Any way you brine them, fermented vegetables are a way of preserving the harvest throughout the year. Vegetables that pickle well — like cabbage — were traditionally planted for that reason over the centuries. Nowadays we have refrigeration, which can lengthen the time before a vegetable starts to naturally decompose. But fermenting them is far more energy-efficient —imagine if all the refrigerated warehouses and cargo trucks that ship fresh vegetables around the world were replaced with barrels of bubbling sauerkraut, or crocks of kimchi buried in the earth. And even with all that refrigeration, we waste roughly 40% of the food we produce in this country, leaving many vegetables to rot in the fields because of market volatility. Farmers and growers can recoup some of that loss by fermenting what might otherwise go to waste. But 40% of food loss happens right in our own homes. So fermenting vegetables that you may have overpurchased or that are starting to wilt is a great way of keeping them from the landfill, and giving yourself a good dose of healthy bacteria.

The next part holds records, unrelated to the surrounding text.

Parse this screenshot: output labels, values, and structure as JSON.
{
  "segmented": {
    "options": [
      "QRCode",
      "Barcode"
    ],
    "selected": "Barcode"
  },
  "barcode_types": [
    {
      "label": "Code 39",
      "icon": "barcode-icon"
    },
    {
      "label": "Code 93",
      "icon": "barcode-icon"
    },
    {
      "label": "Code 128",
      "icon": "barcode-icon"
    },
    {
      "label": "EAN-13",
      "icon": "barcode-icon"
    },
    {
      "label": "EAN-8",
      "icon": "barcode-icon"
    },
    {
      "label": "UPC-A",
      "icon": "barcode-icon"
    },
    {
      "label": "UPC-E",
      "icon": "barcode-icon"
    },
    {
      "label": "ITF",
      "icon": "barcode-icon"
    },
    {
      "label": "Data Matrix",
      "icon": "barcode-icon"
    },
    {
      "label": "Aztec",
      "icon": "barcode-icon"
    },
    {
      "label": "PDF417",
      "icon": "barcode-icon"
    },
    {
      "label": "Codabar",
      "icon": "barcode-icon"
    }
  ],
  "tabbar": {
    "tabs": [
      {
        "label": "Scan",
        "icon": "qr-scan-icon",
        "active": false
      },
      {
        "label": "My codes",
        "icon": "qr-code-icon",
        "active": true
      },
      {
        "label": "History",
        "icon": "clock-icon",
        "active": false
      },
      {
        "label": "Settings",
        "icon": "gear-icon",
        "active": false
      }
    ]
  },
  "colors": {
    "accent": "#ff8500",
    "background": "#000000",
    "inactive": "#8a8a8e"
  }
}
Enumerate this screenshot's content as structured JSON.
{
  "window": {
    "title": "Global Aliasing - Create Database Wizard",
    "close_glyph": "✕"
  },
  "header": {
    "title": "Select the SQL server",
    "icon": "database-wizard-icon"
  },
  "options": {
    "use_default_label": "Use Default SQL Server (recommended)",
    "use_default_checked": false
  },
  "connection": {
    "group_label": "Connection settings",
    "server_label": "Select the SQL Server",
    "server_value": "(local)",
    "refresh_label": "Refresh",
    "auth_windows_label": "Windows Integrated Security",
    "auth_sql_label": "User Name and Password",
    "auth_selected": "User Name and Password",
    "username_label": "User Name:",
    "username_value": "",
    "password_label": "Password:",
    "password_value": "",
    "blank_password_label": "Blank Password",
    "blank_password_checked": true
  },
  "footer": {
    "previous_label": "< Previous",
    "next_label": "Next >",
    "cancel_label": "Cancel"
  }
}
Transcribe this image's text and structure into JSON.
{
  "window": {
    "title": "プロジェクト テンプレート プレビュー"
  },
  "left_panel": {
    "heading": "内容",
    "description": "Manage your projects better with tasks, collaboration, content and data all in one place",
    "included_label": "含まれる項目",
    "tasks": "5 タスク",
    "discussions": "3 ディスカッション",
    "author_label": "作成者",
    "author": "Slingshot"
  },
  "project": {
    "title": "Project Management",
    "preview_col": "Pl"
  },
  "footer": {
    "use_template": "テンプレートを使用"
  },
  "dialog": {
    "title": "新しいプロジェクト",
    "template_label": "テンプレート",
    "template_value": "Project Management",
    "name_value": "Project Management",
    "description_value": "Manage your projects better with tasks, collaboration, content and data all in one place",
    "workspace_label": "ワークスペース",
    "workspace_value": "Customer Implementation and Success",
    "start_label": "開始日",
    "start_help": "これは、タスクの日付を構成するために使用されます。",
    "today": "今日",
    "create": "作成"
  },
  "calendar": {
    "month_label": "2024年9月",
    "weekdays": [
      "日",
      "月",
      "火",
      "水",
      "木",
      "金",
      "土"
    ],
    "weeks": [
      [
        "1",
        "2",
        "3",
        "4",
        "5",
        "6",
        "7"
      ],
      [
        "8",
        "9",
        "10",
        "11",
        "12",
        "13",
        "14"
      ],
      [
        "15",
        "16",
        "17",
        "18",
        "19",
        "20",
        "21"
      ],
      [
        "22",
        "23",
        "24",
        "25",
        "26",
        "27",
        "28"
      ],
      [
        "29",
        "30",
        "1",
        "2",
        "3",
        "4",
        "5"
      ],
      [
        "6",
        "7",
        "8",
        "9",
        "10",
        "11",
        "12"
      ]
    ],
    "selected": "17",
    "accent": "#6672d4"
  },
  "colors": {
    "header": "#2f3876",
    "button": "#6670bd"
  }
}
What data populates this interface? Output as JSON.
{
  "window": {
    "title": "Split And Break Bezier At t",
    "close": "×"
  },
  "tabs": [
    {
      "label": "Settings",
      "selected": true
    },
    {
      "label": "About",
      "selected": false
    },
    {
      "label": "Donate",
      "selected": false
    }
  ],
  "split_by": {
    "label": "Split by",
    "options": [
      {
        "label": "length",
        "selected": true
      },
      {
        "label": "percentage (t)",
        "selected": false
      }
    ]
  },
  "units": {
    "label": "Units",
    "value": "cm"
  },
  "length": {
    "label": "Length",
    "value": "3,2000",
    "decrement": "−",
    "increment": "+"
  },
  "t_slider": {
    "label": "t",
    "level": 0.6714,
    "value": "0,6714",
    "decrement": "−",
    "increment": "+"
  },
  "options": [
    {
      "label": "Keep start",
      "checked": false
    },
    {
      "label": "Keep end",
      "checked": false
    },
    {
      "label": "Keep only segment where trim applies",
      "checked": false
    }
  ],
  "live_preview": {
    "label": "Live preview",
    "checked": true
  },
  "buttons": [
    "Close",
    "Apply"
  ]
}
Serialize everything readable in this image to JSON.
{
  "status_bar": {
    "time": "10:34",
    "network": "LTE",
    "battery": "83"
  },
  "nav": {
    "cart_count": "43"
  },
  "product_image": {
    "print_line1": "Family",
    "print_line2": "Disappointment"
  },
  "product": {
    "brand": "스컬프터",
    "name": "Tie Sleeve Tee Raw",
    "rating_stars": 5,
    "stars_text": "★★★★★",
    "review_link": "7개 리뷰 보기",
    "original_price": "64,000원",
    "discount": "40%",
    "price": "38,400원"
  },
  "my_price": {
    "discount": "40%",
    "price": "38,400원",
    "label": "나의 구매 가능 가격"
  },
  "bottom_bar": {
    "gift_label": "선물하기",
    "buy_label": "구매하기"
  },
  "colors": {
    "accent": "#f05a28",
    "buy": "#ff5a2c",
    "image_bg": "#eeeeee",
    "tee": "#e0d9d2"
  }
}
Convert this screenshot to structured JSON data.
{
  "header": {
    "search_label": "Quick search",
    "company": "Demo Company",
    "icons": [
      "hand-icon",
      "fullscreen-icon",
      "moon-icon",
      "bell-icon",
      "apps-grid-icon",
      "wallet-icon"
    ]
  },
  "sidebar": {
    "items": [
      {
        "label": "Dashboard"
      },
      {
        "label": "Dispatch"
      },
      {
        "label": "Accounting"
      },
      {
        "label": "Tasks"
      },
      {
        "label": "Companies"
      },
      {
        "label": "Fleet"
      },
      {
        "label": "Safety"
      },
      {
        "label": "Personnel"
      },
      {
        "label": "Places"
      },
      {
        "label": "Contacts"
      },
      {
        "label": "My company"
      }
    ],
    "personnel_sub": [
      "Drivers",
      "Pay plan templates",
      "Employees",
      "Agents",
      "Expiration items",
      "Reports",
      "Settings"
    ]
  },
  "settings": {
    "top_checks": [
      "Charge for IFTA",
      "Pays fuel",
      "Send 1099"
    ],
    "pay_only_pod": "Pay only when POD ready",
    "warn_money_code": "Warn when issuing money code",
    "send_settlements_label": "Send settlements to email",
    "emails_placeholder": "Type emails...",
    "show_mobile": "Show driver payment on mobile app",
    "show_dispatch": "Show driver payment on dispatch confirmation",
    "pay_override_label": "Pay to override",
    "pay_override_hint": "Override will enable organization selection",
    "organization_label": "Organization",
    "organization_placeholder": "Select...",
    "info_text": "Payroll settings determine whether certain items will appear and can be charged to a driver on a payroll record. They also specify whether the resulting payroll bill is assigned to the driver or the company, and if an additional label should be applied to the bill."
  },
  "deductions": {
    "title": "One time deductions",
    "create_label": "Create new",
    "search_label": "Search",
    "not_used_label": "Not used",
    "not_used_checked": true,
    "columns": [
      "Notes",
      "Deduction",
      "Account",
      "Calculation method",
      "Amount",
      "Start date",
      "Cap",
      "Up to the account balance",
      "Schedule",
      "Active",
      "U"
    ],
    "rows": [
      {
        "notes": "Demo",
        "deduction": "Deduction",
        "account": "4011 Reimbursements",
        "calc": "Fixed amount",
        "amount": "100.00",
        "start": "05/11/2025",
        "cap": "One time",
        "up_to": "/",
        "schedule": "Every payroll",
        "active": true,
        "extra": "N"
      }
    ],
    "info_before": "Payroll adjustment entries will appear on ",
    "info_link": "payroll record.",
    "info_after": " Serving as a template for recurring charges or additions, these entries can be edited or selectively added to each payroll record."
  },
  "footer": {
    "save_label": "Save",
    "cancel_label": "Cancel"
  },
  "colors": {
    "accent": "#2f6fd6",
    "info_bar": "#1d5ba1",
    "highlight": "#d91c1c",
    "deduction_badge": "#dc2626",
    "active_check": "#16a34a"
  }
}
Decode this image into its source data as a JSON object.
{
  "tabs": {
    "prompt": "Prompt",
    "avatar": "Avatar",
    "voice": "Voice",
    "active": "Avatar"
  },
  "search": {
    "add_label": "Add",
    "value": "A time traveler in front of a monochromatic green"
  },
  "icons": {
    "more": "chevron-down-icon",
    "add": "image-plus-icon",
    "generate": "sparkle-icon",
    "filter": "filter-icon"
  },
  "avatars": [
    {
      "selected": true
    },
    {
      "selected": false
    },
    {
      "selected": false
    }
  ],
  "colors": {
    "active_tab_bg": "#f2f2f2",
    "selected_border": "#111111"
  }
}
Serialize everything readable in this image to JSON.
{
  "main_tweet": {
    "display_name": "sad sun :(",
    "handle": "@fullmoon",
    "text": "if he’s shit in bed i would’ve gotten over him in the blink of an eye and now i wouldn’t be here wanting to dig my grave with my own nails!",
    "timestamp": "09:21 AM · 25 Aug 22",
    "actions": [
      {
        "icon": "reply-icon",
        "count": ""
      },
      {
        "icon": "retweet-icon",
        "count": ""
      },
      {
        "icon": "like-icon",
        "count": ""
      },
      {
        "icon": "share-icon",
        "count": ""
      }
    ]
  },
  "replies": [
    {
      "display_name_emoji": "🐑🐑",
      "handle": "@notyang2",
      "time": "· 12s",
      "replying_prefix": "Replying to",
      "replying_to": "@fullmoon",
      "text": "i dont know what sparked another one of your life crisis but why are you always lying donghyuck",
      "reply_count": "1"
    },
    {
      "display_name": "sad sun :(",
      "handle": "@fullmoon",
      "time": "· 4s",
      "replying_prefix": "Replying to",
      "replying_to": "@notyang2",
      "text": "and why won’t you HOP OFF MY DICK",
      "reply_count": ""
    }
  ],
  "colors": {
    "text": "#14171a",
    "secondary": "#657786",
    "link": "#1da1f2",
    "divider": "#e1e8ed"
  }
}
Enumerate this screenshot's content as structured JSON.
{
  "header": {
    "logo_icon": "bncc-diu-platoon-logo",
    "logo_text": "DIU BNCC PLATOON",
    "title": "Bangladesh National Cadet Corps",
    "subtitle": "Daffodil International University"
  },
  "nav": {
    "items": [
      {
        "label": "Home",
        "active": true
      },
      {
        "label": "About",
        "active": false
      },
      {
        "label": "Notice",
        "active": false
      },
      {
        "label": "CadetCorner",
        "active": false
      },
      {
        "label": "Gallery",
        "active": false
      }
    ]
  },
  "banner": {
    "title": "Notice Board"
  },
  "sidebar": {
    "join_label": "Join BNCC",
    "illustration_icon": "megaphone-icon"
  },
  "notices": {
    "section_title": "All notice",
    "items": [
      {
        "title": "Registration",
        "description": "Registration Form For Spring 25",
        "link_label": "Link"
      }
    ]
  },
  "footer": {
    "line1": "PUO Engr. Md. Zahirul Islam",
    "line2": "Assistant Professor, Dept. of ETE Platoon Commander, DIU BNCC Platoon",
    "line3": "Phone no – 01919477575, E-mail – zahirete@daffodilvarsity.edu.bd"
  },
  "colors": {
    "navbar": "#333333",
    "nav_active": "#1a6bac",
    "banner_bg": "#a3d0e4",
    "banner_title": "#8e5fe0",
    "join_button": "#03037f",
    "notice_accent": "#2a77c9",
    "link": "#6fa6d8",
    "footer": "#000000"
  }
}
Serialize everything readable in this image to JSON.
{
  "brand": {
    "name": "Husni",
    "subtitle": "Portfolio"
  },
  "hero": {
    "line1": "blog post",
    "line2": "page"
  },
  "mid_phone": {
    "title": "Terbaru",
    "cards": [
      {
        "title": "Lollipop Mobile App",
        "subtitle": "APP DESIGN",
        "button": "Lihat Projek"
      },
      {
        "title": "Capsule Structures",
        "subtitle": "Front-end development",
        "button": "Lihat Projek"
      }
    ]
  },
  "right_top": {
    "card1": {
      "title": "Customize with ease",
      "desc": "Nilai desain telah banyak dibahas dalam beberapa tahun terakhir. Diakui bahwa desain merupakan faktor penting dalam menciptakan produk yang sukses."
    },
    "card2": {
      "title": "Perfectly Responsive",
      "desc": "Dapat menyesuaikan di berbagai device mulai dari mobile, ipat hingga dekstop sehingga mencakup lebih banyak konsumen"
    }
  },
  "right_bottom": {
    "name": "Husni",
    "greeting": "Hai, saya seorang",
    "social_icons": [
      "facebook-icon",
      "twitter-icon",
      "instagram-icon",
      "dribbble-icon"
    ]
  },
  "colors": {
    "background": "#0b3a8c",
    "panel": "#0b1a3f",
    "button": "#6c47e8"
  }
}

Boosting the microbiome
Let's talk a little more about that. Gut science has come a long way in recent decades. And it's clear that pickled, fermented, probiotic foods are great for your digestive system. But not only that, maintaining a healthy gut microbiome — that's the assembly of microorganisms (mostly live bacteria) in your intestinal tract — may help out with everything from improving mental health to fighting cancer. While these studies are ongoing, every scientist can agree that one's diet has a huge impact on one's gut bacteria. Having "good" bacteria like lactobacillus in your gut can help reduce "bad" bacteria that cause diseases or other conditions.
In short, fermented vegetables are a critical part of worldwide cuisines for good reason. They protect your health, preserve the harvest and promote using up all of your farmers' market haul. And while talking about a healthy gut and digestive system is now part of Wellness 101 — goodbye, "gross" — it's important to recognize the wisdom of pickling practices from around the world. They'll still be here for the next health trends, too.